The Russian Ministry of Defense has called on Mariupol local authorities to surrender the city to Russian forces, according to Russian state media outlet, RIA Novosti.
The news agency attributed its reporting to comments made by the head of the National Center for Defense Management of the Russian Federation, Colonel-General Mikhail Mizintsev.
“We appeal to the odious bandits, who are responsible for hundreds of lives of innocent people, and now call themselves representatives of the official local authorities, of this unique city Mariupol. We are aware that in the current situation little depends on you, since you are under the full control of nationalist battalions, but we very much hope that you, including the mayor of the city, have at least something human in you left, at least a sense of compassion for the civilians entrusted to you," Mizintsev said, according to RIA Novosti.
The Mariupol City Council said Saturday residents are being taken to Russia against their will by Russian forces.
"Over the past week, several thousand Mariupol residents have been taken to Russian territory," the city said in a statement. "The occupiers illegally took people from the Livoberezhny district and from the shelter in the sports club building, where more than a thousand people (mostly women and children) were hiding from the constant bombing."
Captured Mariupol residents were taken to camps where Russian forces checked their phones and documents, then redirected some of the residents to remote cities in Russia, the statement said, adding the "fate of the others is unknown."
In calling on city officials to surrender, RIA Novosti quoted Mizintsev, saying: "It is you who now have the right to a historic choice – either you are with your people, or you are with bandits. Otherwise the military tribunal that awaits you is only a minor thing that you have already deserved because of the despicable attitude towards your own citizens, as well as the terrible crimes and provocations already arranged by you."
RIA went on to report the Colonel-General said nearly 60,000 residents of Mariupol “found themselves in Russia in complete safety.”
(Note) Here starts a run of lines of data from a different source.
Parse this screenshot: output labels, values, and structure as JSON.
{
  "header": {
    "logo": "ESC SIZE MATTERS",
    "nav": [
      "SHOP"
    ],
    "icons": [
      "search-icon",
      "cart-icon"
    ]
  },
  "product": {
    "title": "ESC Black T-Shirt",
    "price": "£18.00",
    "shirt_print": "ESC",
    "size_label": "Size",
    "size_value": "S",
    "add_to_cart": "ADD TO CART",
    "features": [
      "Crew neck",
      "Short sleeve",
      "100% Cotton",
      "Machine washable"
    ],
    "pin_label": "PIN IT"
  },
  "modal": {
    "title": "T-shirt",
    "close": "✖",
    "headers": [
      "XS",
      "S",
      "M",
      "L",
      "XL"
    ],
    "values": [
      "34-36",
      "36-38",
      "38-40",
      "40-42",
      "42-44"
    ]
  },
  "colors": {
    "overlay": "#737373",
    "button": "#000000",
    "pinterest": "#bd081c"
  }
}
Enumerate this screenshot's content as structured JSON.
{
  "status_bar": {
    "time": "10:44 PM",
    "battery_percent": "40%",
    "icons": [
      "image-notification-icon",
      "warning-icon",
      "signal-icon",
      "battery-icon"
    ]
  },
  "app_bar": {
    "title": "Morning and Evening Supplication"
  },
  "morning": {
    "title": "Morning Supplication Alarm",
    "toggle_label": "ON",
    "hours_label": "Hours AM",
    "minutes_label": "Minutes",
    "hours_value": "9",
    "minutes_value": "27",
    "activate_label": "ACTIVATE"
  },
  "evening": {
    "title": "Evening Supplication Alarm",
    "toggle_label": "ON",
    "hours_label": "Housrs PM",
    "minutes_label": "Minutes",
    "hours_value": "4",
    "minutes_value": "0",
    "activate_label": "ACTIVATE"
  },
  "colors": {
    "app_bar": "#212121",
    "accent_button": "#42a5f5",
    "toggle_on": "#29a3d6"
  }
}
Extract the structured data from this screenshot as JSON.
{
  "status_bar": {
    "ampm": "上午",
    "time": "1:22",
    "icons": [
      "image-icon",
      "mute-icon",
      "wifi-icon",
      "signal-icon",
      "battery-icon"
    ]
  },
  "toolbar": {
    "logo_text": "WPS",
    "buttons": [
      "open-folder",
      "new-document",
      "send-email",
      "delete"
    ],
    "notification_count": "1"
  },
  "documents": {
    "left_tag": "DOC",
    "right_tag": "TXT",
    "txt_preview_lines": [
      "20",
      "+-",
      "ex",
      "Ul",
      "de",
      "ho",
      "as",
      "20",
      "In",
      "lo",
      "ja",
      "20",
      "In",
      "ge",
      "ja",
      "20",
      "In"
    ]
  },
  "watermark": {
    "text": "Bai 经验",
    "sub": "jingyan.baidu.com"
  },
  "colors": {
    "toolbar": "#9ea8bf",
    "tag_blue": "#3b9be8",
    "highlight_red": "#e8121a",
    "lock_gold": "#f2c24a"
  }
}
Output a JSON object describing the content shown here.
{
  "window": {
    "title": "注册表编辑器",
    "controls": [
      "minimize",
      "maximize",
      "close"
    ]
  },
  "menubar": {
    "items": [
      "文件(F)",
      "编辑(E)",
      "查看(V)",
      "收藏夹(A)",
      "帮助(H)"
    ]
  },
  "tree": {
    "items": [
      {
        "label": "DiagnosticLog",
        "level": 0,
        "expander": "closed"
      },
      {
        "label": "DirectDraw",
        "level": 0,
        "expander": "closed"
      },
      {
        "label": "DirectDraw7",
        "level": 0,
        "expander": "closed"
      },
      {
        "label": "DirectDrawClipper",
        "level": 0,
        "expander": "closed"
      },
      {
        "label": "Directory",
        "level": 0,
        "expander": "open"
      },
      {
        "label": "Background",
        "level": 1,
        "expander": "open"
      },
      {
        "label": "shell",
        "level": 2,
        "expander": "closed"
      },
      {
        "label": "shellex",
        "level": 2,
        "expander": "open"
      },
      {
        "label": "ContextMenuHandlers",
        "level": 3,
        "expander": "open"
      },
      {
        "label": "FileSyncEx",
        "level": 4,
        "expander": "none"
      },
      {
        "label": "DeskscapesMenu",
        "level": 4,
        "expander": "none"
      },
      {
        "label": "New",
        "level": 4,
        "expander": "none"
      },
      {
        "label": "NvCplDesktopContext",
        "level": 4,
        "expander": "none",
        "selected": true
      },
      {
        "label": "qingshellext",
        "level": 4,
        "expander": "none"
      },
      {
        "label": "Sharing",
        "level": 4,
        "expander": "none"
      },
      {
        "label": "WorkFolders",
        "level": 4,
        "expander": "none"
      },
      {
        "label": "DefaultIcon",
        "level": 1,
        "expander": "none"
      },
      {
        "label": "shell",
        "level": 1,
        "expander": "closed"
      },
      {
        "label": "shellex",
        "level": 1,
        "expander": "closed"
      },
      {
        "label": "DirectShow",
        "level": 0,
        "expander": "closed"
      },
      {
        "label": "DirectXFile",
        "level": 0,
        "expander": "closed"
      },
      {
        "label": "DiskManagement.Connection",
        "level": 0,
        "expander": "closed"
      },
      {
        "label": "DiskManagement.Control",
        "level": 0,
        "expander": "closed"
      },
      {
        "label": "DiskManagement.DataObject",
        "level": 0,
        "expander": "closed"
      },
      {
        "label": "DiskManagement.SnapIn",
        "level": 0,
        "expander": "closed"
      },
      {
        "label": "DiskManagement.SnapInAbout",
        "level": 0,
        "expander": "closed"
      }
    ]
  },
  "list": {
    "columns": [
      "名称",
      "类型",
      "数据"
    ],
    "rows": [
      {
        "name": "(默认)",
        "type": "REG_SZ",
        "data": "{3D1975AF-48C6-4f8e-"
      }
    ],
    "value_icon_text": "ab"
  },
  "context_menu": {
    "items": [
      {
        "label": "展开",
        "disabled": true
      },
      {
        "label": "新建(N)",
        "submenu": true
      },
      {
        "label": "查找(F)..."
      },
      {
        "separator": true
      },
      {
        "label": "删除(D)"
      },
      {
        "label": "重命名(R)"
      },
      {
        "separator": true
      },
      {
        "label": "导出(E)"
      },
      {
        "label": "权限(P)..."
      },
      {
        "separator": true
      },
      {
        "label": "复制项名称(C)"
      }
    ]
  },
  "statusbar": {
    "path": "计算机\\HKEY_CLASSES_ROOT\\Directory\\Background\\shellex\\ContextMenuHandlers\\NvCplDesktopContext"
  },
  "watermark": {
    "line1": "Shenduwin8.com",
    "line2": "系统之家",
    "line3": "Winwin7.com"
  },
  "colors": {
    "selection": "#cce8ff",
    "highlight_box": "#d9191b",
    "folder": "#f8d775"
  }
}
"What the occupiers are doing today is familiar to the older generation, who saw the horrific events of World War II, when the Nazis forcibly captured people," said Mariupol Mayor Vadym Boichenko. "It is hard to imagine that in the 21st century people can be forcibly taken to another country.”